What you are asked to do
Work out how many lines of the material below mention the word "note"; reply with the number only.
***
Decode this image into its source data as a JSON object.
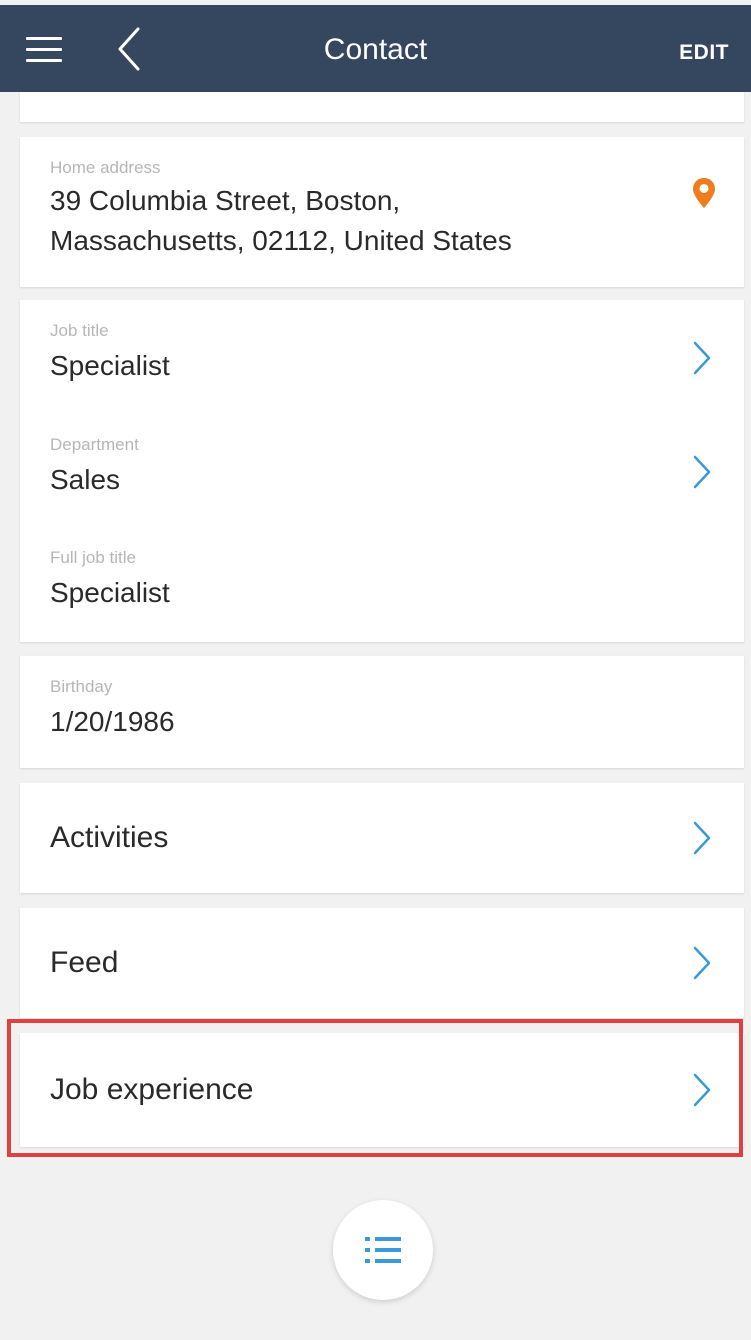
{
  "header": {
    "title": "Contact",
    "edit_label": "EDIT"
  },
  "address_card": {
    "label": "Home address",
    "line1": "39 Columbia Street, Boston,",
    "line2": "Massachusetts, 02112, United States"
  },
  "job_card": {
    "job_title_label": "Job title",
    "job_title_value": "Specialist",
    "department_label": "Department",
    "department_value": "Sales",
    "full_job_title_label": "Full job title",
    "full_job_title_value": "Specialist"
  },
  "birthday_card": {
    "label": "Birthday",
    "value": "1/20/1986"
  },
  "nav_items": {
    "activities": "Activities",
    "feed": "Feed",
    "job_experience": "Job experience"
  },
  "icons": {
    "menu": "hamburger-icon",
    "back": "chevron-left-icon",
    "location": "map-pin-icon",
    "chevron": "chevron-right-icon",
    "list": "list-icon"
  },
  "colors": {
    "header_bg": "#35465f",
    "accent_blue": "#3a9ad9",
    "pin_orange": "#f07c20",
    "highlight_red": "#e04040"
  }
}
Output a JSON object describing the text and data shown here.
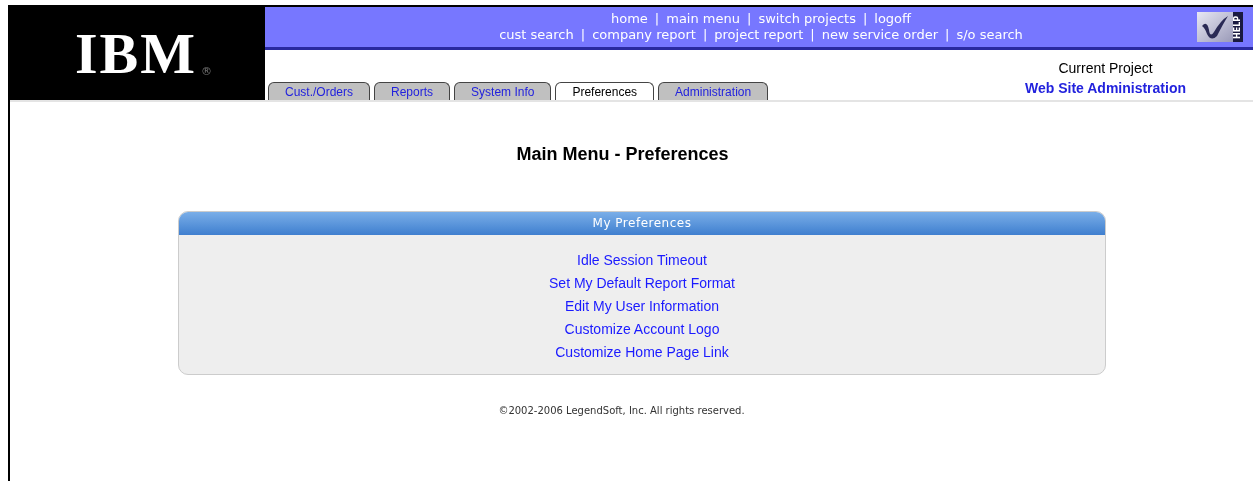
{
  "logo": {
    "text": "IBM",
    "mark": "®"
  },
  "top_links": [
    [
      "home",
      "main menu",
      "switch projects",
      "logoff"
    ],
    [
      "cust search",
      "company report",
      "project report",
      "new service order",
      "s/o search"
    ]
  ],
  "link_separator": "|",
  "help": {
    "label": "HELP"
  },
  "tabs": [
    {
      "label": "Cust./Orders",
      "selected": false
    },
    {
      "label": "Reports",
      "selected": false
    },
    {
      "label": "System Info",
      "selected": false
    },
    {
      "label": "Preferences",
      "selected": true
    },
    {
      "label": "Administration",
      "selected": false
    }
  ],
  "current_project": {
    "label": "Current Project",
    "value": "Web Site Administration"
  },
  "page_title": "Main Menu - Preferences",
  "panel": {
    "title": "My Preferences",
    "links": [
      "Idle Session Timeout",
      "Set My Default Report Format",
      "Edit My User Information",
      "Customize Account Logo",
      "Customize Home Page Link"
    ]
  },
  "footer": "©2002-2006 LegendSoft, Inc. All rights reserved."
}
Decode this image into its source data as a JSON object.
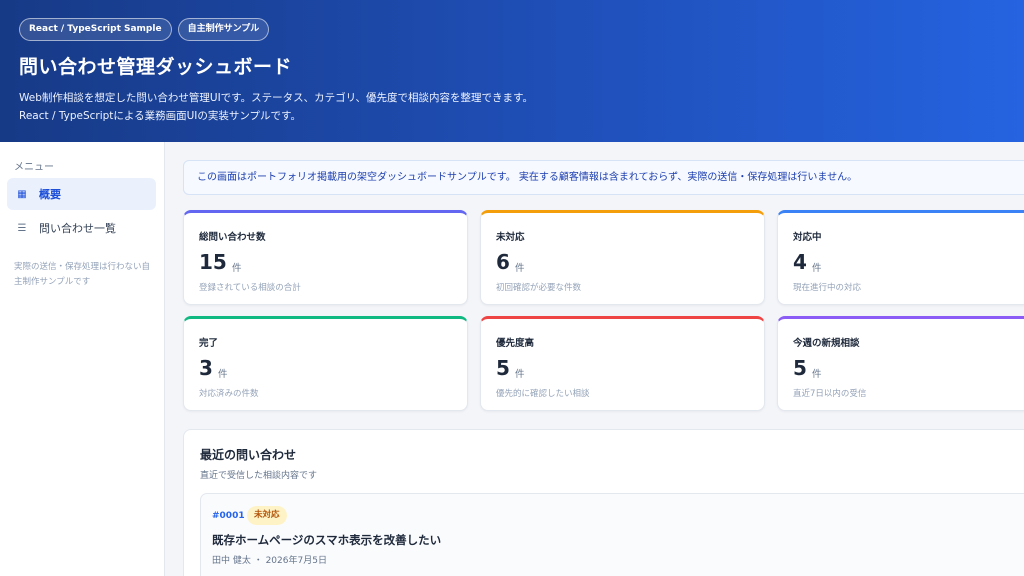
{
  "header": {
    "badges": [
      "React / TypeScript Sample",
      "自主制作サンプル"
    ],
    "title": "問い合わせ管理ダッシュボード",
    "desc_line1": "Web制作相談を想定した問い合わせ管理UIです。ステータス、カテゴリ、優先度で相談内容を整理できます。",
    "desc_line2": "React / TypeScriptによる業務画面UIの実装サンプルです。",
    "gradient": [
      "#173a86",
      "#2563e0"
    ]
  },
  "sidebar": {
    "menu_label": "メニュー",
    "items": [
      {
        "label": "概要",
        "icon": "grid-icon",
        "active": true
      },
      {
        "label": "問い合わせ一覧",
        "icon": "list-icon",
        "active": false
      }
    ],
    "note": "実際の送信・保存処理は行わない自主制作サンプルです"
  },
  "notice": "この画面はポートフォリオ掲載用の架空ダッシュボードサンプルです。 実在する顧客情報は含まれておらず、実際の送信・保存処理は行いません。",
  "stats": [
    {
      "title": "総問い合わせ数",
      "value": "15",
      "unit": "件",
      "note": "登録されている相談の合計",
      "color": "#6366f1"
    },
    {
      "title": "未対応",
      "value": "6",
      "unit": "件",
      "note": "初回確認が必要な件数",
      "color": "#f59e0b"
    },
    {
      "title": "対応中",
      "value": "4",
      "unit": "件",
      "note": "現在進行中の対応",
      "color": "#3b82f6"
    },
    {
      "title": "完了",
      "value": "3",
      "unit": "件",
      "note": "対応済みの件数",
      "color": "#10b981"
    },
    {
      "title": "優先度高",
      "value": "5",
      "unit": "件",
      "note": "優先的に確認したい相談",
      "color": "#ef4444"
    },
    {
      "title": "今週の新規相談",
      "value": "5",
      "unit": "件",
      "note": "直近7日以内の受信",
      "color": "#8b5cf6"
    }
  ],
  "recent": {
    "title": "最近の問い合わせ",
    "subtitle": "直近で受信した相談内容です",
    "items": [
      {
        "id": "#0001",
        "status": "未対応",
        "title": "既存ホームページのスマホ表示を改善したい",
        "meta": "田中 健太 ・ 2026年7月5日"
      }
    ]
  }
}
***
Answer to the exercise
7